Inside the Teen World
First, let me explain that I love this age. Teens are full of hope and ideals. Yes, to some adults they seem annoying as they always think they’re right and they argue a lot with adults. I see this stage as exciting. Teens are putting together their experiences and learning how to make decisions. They are our future. As such, we must provide guidance and positive role modeling, even if a teen is annoying or defiant. I choose to see this challenge as fun. Once a teen decides to trust you enough and believes that you are trying to understand them, they can begin to see you as a safe adult who will listen, guide, and reserve judgment. Teens are such a dichotomy of pushing adults away and seeking approval. Chances are a teen wants their parents’ approval but doesn’t want to hear their advice. We know that teens will take advice from another teen that may be the same advice a parent gives that is ignored. Through the decades of working with teens I have learned how to listen and support without judgment. I want to provide myself as a safe adult who won’t give them consequences for their actions but can offer guidance. I am forever grateful to the adults in my life who helped me. Because of the guidance I sought and received outside of my family, I enjoy giving that same support back to teens today.
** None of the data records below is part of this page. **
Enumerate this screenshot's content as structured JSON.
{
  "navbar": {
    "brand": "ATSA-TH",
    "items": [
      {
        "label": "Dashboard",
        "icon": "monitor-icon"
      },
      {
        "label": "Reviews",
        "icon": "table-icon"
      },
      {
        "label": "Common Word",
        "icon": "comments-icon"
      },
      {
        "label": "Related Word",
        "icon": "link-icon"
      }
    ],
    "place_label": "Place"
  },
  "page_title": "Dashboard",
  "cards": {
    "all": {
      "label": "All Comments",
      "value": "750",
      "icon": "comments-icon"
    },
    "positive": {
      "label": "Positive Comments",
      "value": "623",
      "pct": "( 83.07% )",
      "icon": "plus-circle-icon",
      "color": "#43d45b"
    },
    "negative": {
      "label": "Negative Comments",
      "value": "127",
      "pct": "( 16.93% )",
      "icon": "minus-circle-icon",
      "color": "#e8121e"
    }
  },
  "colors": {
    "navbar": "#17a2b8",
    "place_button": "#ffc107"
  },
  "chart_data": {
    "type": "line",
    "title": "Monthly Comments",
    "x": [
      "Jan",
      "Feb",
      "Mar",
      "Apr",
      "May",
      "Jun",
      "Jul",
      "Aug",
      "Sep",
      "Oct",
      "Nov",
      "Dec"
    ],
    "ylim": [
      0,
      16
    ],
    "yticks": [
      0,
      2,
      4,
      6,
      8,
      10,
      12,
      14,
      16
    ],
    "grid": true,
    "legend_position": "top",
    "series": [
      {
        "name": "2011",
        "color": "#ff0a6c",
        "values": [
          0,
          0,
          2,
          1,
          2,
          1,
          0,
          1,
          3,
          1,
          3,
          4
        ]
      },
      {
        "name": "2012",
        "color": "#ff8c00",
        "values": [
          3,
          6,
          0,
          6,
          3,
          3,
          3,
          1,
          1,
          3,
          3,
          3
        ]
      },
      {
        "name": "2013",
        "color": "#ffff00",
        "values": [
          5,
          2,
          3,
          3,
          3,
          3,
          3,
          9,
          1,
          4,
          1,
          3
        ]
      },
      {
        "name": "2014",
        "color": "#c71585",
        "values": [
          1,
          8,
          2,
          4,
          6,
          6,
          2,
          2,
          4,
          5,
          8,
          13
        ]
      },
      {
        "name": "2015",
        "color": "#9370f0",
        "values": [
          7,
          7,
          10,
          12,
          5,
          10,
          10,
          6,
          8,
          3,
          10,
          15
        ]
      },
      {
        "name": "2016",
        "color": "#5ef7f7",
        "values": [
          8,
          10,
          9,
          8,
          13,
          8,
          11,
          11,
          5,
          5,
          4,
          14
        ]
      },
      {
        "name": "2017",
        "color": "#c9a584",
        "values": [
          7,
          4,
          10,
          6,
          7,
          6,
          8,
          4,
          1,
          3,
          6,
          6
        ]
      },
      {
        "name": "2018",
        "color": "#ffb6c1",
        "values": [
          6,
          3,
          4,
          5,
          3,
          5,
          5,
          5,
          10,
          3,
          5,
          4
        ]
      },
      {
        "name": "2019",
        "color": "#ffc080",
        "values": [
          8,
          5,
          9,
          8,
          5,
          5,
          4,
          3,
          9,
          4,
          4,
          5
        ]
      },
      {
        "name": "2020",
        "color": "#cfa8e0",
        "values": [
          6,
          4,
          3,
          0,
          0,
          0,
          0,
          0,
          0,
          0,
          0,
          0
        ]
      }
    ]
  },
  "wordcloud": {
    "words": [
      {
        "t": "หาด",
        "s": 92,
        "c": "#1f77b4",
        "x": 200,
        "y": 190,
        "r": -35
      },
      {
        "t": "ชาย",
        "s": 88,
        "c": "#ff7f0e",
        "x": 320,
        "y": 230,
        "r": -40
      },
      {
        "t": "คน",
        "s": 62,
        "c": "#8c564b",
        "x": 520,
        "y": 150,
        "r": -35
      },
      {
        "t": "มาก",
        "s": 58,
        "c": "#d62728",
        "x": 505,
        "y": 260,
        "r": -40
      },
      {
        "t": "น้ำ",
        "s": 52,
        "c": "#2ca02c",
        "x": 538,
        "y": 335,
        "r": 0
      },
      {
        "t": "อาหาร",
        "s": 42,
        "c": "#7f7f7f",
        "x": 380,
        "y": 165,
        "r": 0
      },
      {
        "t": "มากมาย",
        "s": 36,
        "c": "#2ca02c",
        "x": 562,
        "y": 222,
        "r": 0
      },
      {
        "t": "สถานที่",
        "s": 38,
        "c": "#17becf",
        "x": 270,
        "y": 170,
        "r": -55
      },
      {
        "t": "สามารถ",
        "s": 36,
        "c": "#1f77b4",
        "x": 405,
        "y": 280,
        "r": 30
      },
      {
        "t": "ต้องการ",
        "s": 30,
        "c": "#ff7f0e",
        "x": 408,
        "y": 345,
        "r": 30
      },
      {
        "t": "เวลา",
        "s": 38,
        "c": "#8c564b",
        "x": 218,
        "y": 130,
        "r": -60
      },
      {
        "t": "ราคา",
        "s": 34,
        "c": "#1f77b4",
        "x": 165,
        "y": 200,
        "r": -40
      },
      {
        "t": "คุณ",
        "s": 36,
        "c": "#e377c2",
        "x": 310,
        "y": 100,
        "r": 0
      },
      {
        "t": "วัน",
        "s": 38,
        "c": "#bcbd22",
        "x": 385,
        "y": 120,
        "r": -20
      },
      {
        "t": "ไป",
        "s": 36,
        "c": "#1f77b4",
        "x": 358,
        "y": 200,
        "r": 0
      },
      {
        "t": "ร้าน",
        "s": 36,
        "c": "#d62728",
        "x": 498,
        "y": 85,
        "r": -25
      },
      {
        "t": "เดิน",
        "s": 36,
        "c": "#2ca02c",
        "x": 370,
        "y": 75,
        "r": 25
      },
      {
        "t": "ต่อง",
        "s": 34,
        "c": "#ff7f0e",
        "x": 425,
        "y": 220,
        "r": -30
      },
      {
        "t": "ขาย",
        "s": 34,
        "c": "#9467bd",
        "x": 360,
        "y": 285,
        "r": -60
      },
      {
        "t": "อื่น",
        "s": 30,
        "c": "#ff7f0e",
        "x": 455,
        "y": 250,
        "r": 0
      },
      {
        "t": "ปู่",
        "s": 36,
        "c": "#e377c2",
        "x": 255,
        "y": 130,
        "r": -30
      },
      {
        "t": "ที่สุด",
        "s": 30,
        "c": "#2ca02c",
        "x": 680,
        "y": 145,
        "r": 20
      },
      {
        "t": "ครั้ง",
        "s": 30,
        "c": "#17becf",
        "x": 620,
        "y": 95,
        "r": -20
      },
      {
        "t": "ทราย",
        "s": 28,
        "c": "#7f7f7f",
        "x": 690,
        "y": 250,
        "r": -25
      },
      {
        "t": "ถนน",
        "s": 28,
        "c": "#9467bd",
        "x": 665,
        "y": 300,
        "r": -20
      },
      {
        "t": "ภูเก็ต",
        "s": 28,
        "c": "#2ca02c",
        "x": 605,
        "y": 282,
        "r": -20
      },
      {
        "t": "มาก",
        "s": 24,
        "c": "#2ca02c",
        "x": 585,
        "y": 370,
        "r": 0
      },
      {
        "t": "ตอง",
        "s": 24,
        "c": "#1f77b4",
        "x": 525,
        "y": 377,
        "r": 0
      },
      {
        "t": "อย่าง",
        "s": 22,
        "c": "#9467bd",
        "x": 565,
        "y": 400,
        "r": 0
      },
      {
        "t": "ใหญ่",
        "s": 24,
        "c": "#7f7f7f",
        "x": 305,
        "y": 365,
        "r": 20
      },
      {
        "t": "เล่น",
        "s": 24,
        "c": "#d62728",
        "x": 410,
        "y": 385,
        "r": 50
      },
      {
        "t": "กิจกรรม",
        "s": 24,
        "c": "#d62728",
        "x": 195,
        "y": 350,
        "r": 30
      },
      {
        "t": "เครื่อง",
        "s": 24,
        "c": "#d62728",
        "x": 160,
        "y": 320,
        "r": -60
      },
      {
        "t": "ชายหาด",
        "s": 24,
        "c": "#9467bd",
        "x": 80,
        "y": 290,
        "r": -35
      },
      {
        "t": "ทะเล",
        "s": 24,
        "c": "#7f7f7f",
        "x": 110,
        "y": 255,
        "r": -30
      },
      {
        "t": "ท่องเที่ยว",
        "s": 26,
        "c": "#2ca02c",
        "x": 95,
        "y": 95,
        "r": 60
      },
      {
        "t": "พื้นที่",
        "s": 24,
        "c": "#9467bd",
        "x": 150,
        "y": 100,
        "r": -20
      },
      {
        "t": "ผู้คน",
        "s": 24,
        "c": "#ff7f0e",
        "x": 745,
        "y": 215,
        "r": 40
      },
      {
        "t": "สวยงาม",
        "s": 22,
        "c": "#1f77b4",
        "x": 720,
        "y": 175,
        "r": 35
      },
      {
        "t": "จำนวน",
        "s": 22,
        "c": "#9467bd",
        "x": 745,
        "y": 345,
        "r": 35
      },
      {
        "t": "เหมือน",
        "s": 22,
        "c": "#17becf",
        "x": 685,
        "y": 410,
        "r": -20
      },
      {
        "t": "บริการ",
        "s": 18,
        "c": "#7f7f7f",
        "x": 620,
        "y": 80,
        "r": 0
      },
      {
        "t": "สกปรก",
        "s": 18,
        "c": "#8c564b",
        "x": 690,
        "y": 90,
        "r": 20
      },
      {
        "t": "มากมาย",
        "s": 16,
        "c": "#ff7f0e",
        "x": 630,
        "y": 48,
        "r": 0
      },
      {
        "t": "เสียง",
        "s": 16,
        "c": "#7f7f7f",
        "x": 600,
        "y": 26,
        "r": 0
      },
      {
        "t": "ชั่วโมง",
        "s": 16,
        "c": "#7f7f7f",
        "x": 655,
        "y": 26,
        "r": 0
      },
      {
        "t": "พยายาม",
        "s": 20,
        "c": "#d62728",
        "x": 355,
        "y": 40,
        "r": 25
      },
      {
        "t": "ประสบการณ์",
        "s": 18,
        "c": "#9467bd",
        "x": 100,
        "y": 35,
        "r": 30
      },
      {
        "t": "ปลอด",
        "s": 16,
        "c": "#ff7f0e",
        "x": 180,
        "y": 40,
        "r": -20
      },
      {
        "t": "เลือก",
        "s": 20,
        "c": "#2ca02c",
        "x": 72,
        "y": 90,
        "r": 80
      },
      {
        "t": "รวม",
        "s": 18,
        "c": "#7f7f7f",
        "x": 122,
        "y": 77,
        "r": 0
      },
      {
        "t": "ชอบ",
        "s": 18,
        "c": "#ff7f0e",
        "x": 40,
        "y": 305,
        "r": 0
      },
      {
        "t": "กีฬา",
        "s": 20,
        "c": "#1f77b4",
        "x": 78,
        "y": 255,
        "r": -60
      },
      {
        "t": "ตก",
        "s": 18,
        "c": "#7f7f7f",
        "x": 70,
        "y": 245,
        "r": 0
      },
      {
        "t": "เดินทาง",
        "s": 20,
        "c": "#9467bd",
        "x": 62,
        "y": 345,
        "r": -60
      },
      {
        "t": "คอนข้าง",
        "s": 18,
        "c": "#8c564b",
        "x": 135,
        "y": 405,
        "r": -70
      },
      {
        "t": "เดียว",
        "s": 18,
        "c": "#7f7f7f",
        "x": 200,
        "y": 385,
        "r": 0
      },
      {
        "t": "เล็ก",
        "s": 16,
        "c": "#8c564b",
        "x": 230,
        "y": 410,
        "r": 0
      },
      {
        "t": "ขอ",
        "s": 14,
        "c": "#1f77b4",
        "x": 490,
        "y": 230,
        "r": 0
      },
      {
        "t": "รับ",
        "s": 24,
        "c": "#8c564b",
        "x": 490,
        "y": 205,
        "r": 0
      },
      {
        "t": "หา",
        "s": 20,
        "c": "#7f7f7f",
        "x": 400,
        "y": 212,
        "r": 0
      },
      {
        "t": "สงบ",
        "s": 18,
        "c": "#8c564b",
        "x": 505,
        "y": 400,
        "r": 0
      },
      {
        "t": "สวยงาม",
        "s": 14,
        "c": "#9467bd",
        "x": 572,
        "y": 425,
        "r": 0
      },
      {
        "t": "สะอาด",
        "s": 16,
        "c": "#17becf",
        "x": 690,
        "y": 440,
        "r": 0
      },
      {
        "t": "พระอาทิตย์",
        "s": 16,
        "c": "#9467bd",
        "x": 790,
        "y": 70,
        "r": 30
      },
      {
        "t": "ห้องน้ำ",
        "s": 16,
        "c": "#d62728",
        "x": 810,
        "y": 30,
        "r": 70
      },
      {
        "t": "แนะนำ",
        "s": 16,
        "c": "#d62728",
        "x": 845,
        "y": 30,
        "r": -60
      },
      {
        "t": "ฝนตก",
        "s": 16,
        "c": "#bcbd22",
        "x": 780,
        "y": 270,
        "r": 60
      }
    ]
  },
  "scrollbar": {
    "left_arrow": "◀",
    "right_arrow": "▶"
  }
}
There are many things that are different today than when I was a teen but the concept is the same. Teens face bullying (cyber and face to face), social competition to belong to the right group, body image, wearing the right clothes, decisions about sex, drugs, and alcohol, drama, vulgar language, rumors, broken families, abuse, neglect, and suicide attempts. None of this is new; however todays electronic capabilities have created quicker spread of rumors, drama, and social isolation. Parents will always be an embarrassment to their teens. We are the ones to be seen but not heard (and pretending we don’t exist is preferred). Parents have to have thick skins not to take this treatment personally. Our teens often create the perfect storm of pushing us away and making us so angry we don’t want to help them. Accessing an adult counselor who can fill in that gap helps fill that void that is created from the parent-teen alienation. I am an expert at being that neutral adult.